● **Task prompt**: Please make sure what you return matches the listing below exactly, minus its pictures.

● **Input records**:
····················
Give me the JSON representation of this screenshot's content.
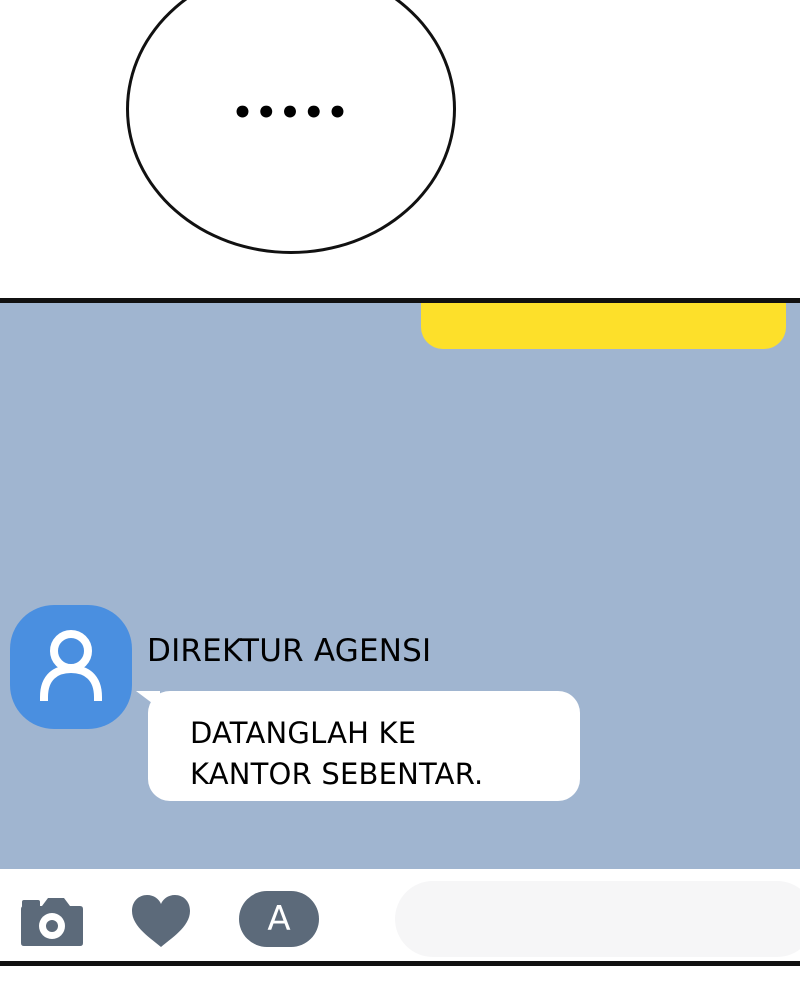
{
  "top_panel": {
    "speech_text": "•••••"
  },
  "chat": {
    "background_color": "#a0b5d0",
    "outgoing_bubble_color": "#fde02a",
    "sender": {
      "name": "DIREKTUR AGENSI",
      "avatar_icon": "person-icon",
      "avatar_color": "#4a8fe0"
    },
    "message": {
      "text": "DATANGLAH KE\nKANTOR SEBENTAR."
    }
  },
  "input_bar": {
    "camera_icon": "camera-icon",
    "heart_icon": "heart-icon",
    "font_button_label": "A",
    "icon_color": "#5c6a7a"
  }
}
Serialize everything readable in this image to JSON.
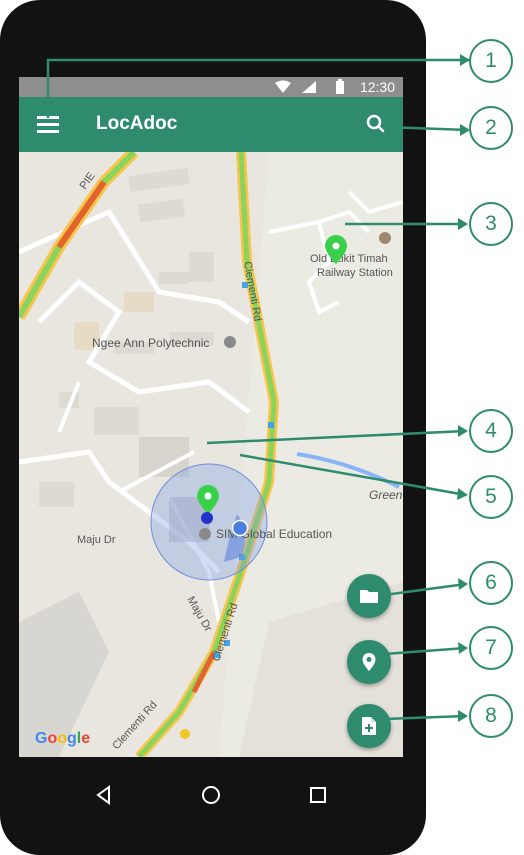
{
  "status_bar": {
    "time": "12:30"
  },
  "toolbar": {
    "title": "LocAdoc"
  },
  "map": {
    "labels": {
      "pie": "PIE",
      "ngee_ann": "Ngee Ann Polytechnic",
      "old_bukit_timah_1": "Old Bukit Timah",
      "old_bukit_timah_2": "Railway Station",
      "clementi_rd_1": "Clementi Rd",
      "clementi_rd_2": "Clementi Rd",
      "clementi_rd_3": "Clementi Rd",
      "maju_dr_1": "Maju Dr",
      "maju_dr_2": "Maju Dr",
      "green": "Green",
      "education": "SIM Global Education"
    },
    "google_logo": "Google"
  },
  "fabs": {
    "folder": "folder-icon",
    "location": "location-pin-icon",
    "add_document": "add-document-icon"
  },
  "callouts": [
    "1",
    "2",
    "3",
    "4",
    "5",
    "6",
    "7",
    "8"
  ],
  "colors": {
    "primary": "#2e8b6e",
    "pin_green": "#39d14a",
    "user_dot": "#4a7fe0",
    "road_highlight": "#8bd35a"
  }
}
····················
● **Task answer**:
Give me the JSON representation of this screenshot's content.
{
  "top_panel": {
    "speech_text": "•••••"
  },
  "chat": {
    "background_color": "#a0b5d0",
    "outgoing_bubble_color": "#fde02a",
    "sender": {
      "name": "DIREKTUR AGENSI",
      "avatar_icon": "person-icon",
      "avatar_color": "#4a8fe0"
    },
    "message": {
      "text": "DATANGLAH KE\nKANTOR SEBENTAR."
    }
  },
  "input_bar": {
    "camera_icon": "camera-icon",
    "heart_icon": "heart-icon",
    "font_button_label": "A",
    "icon_color": "#5c6a7a"
  }
}
Serialize everything readable in this image to JSON.
{
  "status_bar": {
    "time": "12:30"
  },
  "toolbar": {
    "title": "LocAdoc"
  },
  "map": {
    "labels": {
      "pie": "PIE",
      "ngee_ann": "Ngee Ann Polytechnic",
      "old_bukit_timah_1": "Old Bukit Timah",
      "old_bukit_timah_2": "Railway Station",
      "clementi_rd_1": "Clementi Rd",
      "clementi_rd_2": "Clementi Rd",
      "clementi_rd_3": "Clementi Rd",
      "maju_dr_1": "Maju Dr",
      "maju_dr_2": "Maju Dr",
      "green": "Green",
      "education": "SIM Global Education"
    },
    "google_logo": "Google"
  },
  "fabs": {
    "folder": "folder-icon",
    "location": "location-pin-icon",
    "add_document": "add-document-icon"
  },
  "callouts": [
    "1",
    "2",
    "3",
    "4",
    "5",
    "6",
    "7",
    "8"
  ],
  "colors": {
    "primary": "#2e8b6e",
    "pin_green": "#39d14a",
    "user_dot": "#4a7fe0",
    "road_highlight": "#8bd35a"
  }
}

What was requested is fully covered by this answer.